(Problem requirements) Would you please output the records exactly as they appear below?

[[ Provided records open ]]

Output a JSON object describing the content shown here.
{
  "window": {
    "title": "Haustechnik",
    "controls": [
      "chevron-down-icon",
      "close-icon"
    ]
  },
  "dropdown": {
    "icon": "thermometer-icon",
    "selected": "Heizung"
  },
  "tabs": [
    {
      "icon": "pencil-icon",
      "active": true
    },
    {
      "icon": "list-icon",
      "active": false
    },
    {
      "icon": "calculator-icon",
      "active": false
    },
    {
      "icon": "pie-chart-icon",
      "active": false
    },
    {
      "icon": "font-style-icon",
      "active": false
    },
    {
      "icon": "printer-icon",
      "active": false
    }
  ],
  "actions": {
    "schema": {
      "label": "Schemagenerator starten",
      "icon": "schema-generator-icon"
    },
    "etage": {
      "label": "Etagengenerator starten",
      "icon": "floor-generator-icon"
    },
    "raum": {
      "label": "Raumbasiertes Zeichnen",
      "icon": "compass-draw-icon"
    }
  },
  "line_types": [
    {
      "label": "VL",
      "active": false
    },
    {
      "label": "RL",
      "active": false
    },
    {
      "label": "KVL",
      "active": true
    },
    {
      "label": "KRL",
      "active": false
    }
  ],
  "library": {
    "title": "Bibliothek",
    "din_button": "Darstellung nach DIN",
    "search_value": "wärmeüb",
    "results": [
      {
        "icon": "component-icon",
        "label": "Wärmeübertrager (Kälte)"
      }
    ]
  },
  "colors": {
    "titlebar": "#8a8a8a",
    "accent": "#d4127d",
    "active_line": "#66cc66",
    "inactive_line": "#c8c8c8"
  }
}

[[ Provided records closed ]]

(Your solution)
Output a JSON object describing the content shown here.
{
  "window": {
    "title": "Haustechnik",
    "controls": [
      "chevron-down-icon",
      "close-icon"
    ]
  },
  "dropdown": {
    "icon": "thermometer-icon",
    "selected": "Heizung"
  },
  "tabs": [
    {
      "icon": "pencil-icon",
      "active": true
    },
    {
      "icon": "list-icon",
      "active": false
    },
    {
      "icon": "calculator-icon",
      "active": false
    },
    {
      "icon": "pie-chart-icon",
      "active": false
    },
    {
      "icon": "font-style-icon",
      "active": false
    },
    {
      "icon": "printer-icon",
      "active": false
    }
  ],
  "actions": {
    "schema": {
      "label": "Schemagenerator starten",
      "icon": "schema-generator-icon"
    },
    "etage": {
      "label": "Etagengenerator starten",
      "icon": "floor-generator-icon"
    },
    "raum": {
      "label": "Raumbasiertes Zeichnen",
      "icon": "compass-draw-icon"
    }
  },
  "line_types": [
    {
      "label": "VL",
      "active": false
    },
    {
      "label": "RL",
      "active": false
    },
    {
      "label": "KVL",
      "active": true
    },
    {
      "label": "KRL",
      "active": false
    }
  ],
  "library": {
    "title": "Bibliothek",
    "din_button": "Darstellung nach DIN",
    "search_value": "wärmeüb",
    "results": [
      {
        "icon": "component-icon",
        "label": "Wärmeübertrager (Kälte)"
      }
    ]
  },
  "colors": {
    "titlebar": "#8a8a8a",
    "accent": "#d4127d",
    "active_line": "#66cc66",
    "inactive_line": "#c8c8c8"
  }
}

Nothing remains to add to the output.